During my service in the military, I developed a passion for hand-to-hand combat. I immersed myself in Brazilian Jiu Jitsu and Krav Maga; so much so, that I was training about four to five days a week. Ritually saying Bruce Lee quotes to myself and watching Jason Statham movies over-and-over again; I dreamed of becoming a “Human Weapon.” Ya, I know. I think all the subliminal messaging from the martial arts movies and protein I was drinking was getting to my head a bit. Nevertheless, I was confident that I could handle myself if I was put in the position where I needed to. That was, until, we ran a close-quarters-combat (CQC) drill with my platoon.
The rules were simple:
- 1-on-1 starting on your feet.
- No strikes unless combat went to the ground.
- Strikes must be open hand. (trust me… they hurt much more than you think)
- No strikes to the back of the head.
- All submissions were allowed.
- Combat ended only if someone quits, taps out, or can physically no longer fight.
“Who wants to go first?” The CQC instructor asked the class. Being in a platoon of Airborne Infantry (“Death from Above”), many of the guys jumped at the opportunity to kick the crap out of each other. Two of equal size were quickly selected and they squared off.
While dropping a taser onto the mat, the instructor yelled, “use your surroundings!”
It started off fast with both guys getting great submission attempts in while also landing some heavy strikes. Then, at about two minutes into the bout things took an interesting turn. While dropping a taser onto the mat, the instructor yelled, “use your surroundings!” The bout suddenly turned into an all-out scramble for the taser. As they struggled to keep one another from reaching the taser, the instructor announced that it was a low grade taser used for training… but, that didn’t mean it didn’t hurt. Finally, one of them grabbed the taser and hit the guy in his rib cage. Watching him cease all motion as the voltage ran through him made my confidence take an immediate nose dive.
“If you find yourself in a fair fight, you didn’t plan accordingly”
“If you find yourself in a fair fight, you didn’t plan accordingly,” the CQC instructor stated. “Now, who’s next?” The ever-rampant number of volunteers reduced to zero while everyone in the class was still trying to process what they had just witnessed.
What the CQC instructor said rang through me deeply, but not only in the literal sense he was intending it to. What others may have just taken as preparation for the battlefield or your typical bar fight, I took this very differently. I wanted to start applying this philosophy to every aspect of my life. Whether I was studying for my next exam or interviewing for a job, I wanted to start overcoming my challenges with the result of landslide victories. That meant I needed to know anything and everything that was going to be on a test. I needed to know every probable question the interviewer was going to ask me. I needed to overcome all of my challenges and obstacles like I planned on fighting dirty. “Out-Thinking and Over-Preparing” became my mantra and is still a common practice of mine till this day.

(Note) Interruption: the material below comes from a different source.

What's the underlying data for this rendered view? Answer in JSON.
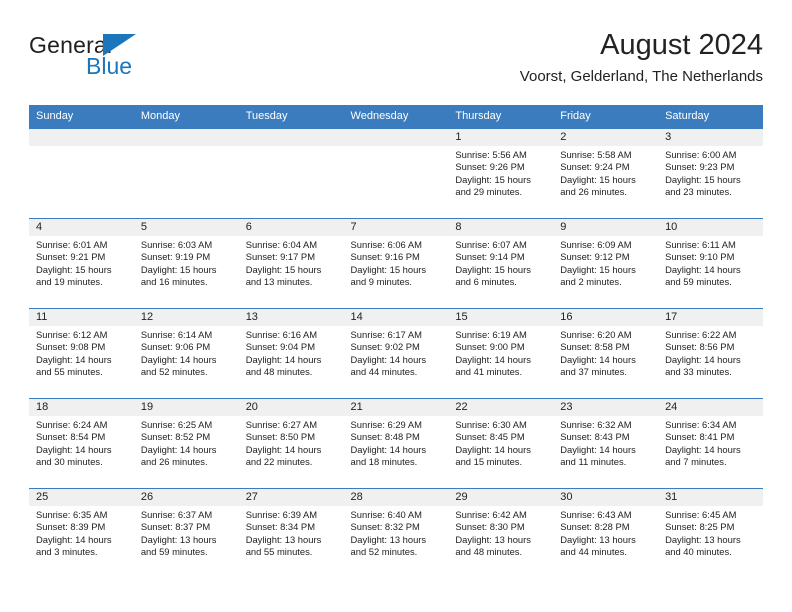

So, the next time you find yourself giving a presentation to a group of people that could very well decide where your career will take you, be sure to ask yourself, “Did I find myself in a fair fight?” Because, if you did… you didn’t plan accordingly.
Author: Patrick Skinner
Co-Author: Evan Steele